The intersection of $S^n$ with the open subset $\{x:x^i>0\}$ is the graph of the smooth function $$x^i=f(x^1,\dots,x^{i-1},x^{i+1},\dots,x^{n+1})$$ where $f\colon B^n\to\mathbb{R}$ is $f(u)=\sqrt{1-|u|^2}$. The intersection of $S^n$ with $\{x:x^i<0\}$ is the graph of $-f$. Since every point in $S^n$ is in one of these sets, $S^n$ satisfies the local $n$-slice condition, this is an embedded submanifold.

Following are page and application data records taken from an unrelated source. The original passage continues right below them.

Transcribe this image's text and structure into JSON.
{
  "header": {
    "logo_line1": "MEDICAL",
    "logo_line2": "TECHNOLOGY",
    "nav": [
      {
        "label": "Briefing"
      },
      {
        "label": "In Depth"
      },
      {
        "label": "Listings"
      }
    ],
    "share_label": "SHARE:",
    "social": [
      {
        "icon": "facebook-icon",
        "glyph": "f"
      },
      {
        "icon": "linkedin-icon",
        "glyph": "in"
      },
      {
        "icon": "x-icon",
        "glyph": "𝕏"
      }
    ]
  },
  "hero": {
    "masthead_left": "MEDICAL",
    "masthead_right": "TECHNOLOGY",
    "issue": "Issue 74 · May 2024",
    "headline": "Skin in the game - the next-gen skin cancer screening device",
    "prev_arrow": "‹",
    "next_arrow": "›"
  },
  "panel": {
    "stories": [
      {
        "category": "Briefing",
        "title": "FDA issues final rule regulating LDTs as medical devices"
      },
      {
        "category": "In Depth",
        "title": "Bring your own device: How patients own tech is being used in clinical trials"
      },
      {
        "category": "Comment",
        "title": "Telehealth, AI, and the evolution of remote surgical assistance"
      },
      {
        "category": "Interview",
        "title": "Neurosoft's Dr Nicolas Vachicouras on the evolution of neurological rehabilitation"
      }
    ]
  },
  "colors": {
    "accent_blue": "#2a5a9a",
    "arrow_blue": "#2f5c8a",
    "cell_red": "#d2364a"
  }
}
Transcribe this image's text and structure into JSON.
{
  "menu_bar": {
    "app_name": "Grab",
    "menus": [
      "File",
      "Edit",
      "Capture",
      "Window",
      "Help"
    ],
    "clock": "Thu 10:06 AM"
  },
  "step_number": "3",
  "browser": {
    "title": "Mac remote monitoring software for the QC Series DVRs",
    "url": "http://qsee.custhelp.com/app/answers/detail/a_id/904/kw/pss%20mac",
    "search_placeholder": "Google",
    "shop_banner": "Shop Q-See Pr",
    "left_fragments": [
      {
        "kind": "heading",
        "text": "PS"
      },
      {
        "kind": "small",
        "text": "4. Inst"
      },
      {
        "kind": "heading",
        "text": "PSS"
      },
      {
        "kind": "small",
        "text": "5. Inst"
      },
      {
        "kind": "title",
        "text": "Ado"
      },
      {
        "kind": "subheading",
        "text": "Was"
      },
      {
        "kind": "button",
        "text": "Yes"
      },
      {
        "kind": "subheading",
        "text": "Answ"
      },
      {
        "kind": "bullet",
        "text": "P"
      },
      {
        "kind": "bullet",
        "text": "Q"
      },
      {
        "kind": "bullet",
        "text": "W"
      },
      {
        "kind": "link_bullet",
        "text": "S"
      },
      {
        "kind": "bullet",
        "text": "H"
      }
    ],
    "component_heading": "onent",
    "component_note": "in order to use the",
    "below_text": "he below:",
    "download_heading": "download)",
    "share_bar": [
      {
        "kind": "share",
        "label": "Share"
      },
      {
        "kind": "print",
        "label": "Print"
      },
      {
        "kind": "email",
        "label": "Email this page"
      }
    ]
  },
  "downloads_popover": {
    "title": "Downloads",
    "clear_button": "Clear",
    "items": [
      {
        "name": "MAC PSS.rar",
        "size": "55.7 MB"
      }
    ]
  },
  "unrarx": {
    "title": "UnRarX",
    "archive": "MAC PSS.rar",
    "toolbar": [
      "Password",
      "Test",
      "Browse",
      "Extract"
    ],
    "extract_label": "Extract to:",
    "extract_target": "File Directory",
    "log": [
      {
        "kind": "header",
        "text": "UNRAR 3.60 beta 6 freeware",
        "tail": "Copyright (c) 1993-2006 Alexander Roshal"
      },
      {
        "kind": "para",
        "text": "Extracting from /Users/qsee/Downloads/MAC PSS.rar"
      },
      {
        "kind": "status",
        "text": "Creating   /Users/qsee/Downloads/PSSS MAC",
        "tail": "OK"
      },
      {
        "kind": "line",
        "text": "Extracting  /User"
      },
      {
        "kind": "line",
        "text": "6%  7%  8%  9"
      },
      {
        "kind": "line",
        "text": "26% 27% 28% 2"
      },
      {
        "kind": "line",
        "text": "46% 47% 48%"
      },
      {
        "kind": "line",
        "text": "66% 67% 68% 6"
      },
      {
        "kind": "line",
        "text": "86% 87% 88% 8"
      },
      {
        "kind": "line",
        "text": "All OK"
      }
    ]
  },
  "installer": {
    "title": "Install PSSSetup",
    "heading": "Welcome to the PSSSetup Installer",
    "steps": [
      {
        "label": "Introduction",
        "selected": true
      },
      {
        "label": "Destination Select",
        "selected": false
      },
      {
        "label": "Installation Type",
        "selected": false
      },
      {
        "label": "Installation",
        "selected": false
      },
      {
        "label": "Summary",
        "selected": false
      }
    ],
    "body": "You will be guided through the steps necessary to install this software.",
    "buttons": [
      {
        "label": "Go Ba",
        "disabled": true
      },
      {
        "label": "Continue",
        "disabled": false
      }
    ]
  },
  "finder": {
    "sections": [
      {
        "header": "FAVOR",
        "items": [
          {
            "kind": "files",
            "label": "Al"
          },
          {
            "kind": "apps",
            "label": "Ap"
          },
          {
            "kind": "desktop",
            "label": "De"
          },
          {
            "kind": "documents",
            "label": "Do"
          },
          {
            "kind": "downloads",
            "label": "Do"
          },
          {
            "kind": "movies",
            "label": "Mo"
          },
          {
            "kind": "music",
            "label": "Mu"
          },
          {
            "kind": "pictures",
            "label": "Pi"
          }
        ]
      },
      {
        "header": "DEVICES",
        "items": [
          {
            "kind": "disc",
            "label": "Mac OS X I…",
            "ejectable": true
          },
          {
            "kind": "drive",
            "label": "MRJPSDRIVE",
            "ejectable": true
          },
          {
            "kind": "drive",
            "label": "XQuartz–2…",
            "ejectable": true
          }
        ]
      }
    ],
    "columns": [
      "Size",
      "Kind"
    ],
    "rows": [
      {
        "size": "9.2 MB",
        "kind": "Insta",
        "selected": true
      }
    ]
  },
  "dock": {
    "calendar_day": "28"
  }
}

The terminology is that if $M$ is a smooth manifold, and $S\subset M$ a subset, then $S$ satisfies the local $k$-slice condition if each point of $S$ is contained in the domain of a smooth chart $(U,\varphi)$ for $M$ such that $S\cap U$ is a single $k$-slice in $U$.

I don't see how this makes $S^n$ satisfy the local $n$-slice condition. Presumably the chart on $\mathbb{R}^{m+1}$ is $(U=\{x:x^i>0\},\mathrm{id})$, so that $S^n\cap\{x:x^i>0\}$ is an $n$-slice of $U$? But this doesn't seem right since $\mathrm{id}(S^n\cap U)$ is a hemisphere of $S^n$, but that's not a $n$-slice in the corresponding half-place $\mathrm{id}(U)$?

• You can certainly do this by constructing explicit charts as @PhoemueX did. But what I had in mind here was to use Proposition 5.4, which says that a graph of a smooth function is an embedded submanifold, and Theorem 5.8, which says that an embedded submanifold satisfies the local slice condition. – Jack Lee Aug 8 '14 at 16:49
• @JackLee Thanks Professor Lee. – Clara Aug 9 '14 at 1:12
• But here $S^n$ is not the graph of one smooth function, it is considered as the union of the graphs of 2 smooth functions, why does proposition 5.4 still apply?@JackLee – koch Nov 9 '16 at 1:46

The chart is

$$\{(x_1, \dots , x_{n+1}) \mid (x_1, \dots x_{i-1}, x_{i+1}, \dots x_{n+1}) \in B^n \text{ and } x_i > 0\} \to \Bbb{R}^{n+1}, (x_1, \dots,x_{n+1}) \mapsto (x_1, \dots, x_{i-1},x_i - f(x_1, \dots x_{i-1}, x_{i+1}, \dots x_{n+1}), x_{i+1}, \dots x_{n+1}) .$$

• Thanks. If we're trying to show $S^n$ is an embedded submanifold of $\mathbb{R}^{n+1}$, wouldn't the chart have to be from $\mathbb{R}^{n+1}$? – Clara Aug 7 '14 at 5:37
• Oh, sure. Replace $n$ by $n+1$ everywhere. I will edit the post. – PhoemueX Aug 7 '14 at 5:40
• I'm sorry, but what is the domain of the chart? It's not $\{x:x^i>0\}$ is it? Because $f$ is not defined there, but it's not $B^{n+1}$ either, because $S^n\cap B^{n+1}=\emptyset$? – Clara Aug 7 '14 at 5:43
• I also edited that, sorry :) – PhoemueX Aug 7 '14 at 5:46
• After thinking about your question, I actually think that we have to add the condition $x_i >0$ to the domain. Otherwise, there are points on the sphere (with $x_i <0$ for example), which are not mapped into the "slice". I will edit that too. – PhoemueX Aug 7 '14 at 6:20

I'm also confused by that. But after read Prof. Lee and koch comments i realized that maybe what it means is this :

$\mathbb{S}^n$ covered by the graphs of smooth function. The graph of smooth function is embedded submanifold. But an embedded submanifold satisfy local k-slice condition. So each graph that cover $\mathbb{S}^n$ satisfy local slice condition. Because each point in $\mathbb{S}^n$ is in these graphs, $\mathbb{S}^n$ satisfy local slice condition. Therefore $\mathbb{S}^n$ is embedded submanifold.

• Yes, exactly right. – Jack Lee Sep 22 '17 at 21:19